In the code I defined two functions—all_divided_by() and any_divided_by()—that use all() and any() respectively. all_divided_by() takes a sequence of numbers and a divider x and invokes all(0 on the generator expression (e % x == 0 for e in seq), which will be True for any number that can be divided by x with no remainder. I'll leave it to you to figure out what some_divided_by is doing.

def all_divided_by(seq, x): return all(e % x == 0 for e in seq) def some_divided_by(seq, x): return any(e % x == 0 for e in seq) if __name__=='__main__': s = [2, 4, 6] x = 2 print 'All elements of', s, 'can be divided by', x, ':', all_divided_by(s, x) x = 3 print 'All elements of', s, 'can be divided by', x, ':', all_divided_by(s, x) print 'Some elements of', s, 'can be divided by', x, ':', some_divided_by(s, x) x = 7 print 'Some elements of', s, 'can be divided by', x, ':', some_divided_by(s, x)

I tested these functions with the sequence 2, 4, 6 that all its elements are divisable by 2 but only some of them (6) are divisible by 3. I tried both functions with the dividers 2, 3, and 7. Here is the result:

All elements of [2, 4, 6] can be divided by 2 : True All elements of [2, 4, 6] can be divided by 3 : False Some elements of [2, 4, 6] can be divided by 3 : True Some elements of [2, 4, 6] can be divided by 7 : False

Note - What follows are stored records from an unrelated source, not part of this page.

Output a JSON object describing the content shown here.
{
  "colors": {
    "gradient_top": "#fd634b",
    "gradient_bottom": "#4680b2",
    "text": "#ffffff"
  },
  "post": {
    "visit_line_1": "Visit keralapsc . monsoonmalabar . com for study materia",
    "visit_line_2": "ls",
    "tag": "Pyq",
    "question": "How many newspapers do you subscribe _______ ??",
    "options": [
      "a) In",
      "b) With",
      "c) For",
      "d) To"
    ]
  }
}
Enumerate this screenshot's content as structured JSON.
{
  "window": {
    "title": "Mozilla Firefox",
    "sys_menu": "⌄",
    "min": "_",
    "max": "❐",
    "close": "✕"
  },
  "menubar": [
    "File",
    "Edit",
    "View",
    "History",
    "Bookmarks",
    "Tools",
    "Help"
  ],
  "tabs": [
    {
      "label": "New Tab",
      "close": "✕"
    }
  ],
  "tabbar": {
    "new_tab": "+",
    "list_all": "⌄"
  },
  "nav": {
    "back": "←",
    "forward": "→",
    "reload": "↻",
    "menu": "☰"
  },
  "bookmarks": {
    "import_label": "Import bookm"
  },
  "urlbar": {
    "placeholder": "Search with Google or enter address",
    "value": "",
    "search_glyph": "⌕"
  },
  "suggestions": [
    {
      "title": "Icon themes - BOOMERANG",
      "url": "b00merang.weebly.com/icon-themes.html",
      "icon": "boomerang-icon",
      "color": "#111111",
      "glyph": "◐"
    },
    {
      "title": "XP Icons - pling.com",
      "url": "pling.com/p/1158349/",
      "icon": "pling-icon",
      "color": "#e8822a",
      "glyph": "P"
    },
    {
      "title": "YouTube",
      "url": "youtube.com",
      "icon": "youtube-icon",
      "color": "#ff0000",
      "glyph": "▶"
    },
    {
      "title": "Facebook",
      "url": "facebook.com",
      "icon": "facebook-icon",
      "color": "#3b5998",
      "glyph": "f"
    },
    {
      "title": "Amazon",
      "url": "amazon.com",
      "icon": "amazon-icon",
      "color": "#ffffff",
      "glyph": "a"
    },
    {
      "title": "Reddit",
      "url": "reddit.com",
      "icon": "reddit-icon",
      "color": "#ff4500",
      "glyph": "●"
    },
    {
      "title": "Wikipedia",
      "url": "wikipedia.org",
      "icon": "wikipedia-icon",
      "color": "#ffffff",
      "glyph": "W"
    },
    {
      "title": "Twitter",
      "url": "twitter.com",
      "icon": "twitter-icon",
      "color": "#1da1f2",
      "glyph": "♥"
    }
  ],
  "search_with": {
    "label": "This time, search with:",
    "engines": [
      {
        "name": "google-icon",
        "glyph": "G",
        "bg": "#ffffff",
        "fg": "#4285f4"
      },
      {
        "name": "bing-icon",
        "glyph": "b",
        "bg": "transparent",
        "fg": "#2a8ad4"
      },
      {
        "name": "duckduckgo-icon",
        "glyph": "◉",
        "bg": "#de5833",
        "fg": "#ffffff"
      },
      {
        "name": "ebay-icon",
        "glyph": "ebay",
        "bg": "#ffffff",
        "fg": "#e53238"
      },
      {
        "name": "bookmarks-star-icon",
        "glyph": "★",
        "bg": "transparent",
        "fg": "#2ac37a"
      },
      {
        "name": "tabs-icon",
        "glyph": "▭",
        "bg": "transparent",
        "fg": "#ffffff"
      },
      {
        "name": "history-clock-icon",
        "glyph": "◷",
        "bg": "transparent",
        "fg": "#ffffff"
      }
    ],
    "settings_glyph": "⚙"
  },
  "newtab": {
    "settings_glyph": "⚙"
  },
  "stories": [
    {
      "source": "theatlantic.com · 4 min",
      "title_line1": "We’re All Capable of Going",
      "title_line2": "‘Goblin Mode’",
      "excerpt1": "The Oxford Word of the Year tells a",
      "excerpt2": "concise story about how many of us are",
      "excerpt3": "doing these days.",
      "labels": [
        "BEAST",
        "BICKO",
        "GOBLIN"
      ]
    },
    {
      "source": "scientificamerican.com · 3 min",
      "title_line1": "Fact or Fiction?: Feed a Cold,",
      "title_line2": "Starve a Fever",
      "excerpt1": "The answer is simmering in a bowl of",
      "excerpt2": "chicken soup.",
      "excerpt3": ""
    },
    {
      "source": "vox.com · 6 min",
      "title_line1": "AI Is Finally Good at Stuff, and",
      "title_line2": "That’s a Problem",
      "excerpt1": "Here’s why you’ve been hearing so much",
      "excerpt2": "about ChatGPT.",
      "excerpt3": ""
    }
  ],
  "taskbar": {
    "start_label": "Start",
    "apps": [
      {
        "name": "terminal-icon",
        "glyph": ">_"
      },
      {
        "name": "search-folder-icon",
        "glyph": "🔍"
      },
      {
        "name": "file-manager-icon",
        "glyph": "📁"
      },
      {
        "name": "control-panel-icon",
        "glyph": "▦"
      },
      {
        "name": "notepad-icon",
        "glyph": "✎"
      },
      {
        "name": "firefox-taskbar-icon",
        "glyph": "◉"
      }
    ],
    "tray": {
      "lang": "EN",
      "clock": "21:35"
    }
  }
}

Partial is a higher-level concept. It allows partial application of functions. This is similar to partial template specialization in C++ except that it's done at runtime and not at compile time. The idea is that if you have a function that accepts some arguments you can feed it only some of these arguments and what you will get is a new function that accepts only the unsupplied arguments. When you invoke it, it uses the original arguments and calls the original function with the union of all the arguments. It sounds more complicated than it should be, so let's see some code. I used partial to specialize the all_divided_by(). I passed x=2 and I got a new partial function that I called evens(). This function accepts just a sequence (where the original all_divided_by() accepted a sequence and a divider) and returns True if all the numbers are even. It does it of course by invoking all_divided_by using the supplied x=2 argument.

import functools all_evens = functools.partial(all_divided_by, x=2) print 'All elements of', s, 'are even numbers:', all_evens(s) s.append(7) print 'All elements of', s, 'are even numbers:', all_evens(s)

The output is very conclusive. all_evens() behaves like a function that detects even numbers.

All elements of [2, 4, 6] are even numbers: True All elements of [2, 4, 6, 7] are even numbers: False

all_evens() looks like a function, but it is not a full-fledged function. It doesn't have the __name__ and doc__ properties. Here is some code that demonstrates that all_divided_by has a __name__, but all_evens doesn't:

print '%s: %s' % ('all_divided_by.__name__', all_divided_by.__name__) try: print '%s: %s' % ('all_evens.__name__', all_evens.__name__) except AttributeError: print 'all_events have no __name__ attribute'

Trying to access all_evens.__name__ raises an AttributeError that I catch and print. Here is the output.

all_divided_by.__name__: all_divided_by all_events have no __name__ attribute

Partial can be used in diverse scenarios such as callback functions, hidden cookies, and API adaption. Partial function application is a generalization of currying, which is the hallmark of languages such as Haskell.

Comment and Contribute






(Maximum characters: 1200). You have 1200 characters left.



Thanks for your registration, follow us on our social networks to keep up-to-date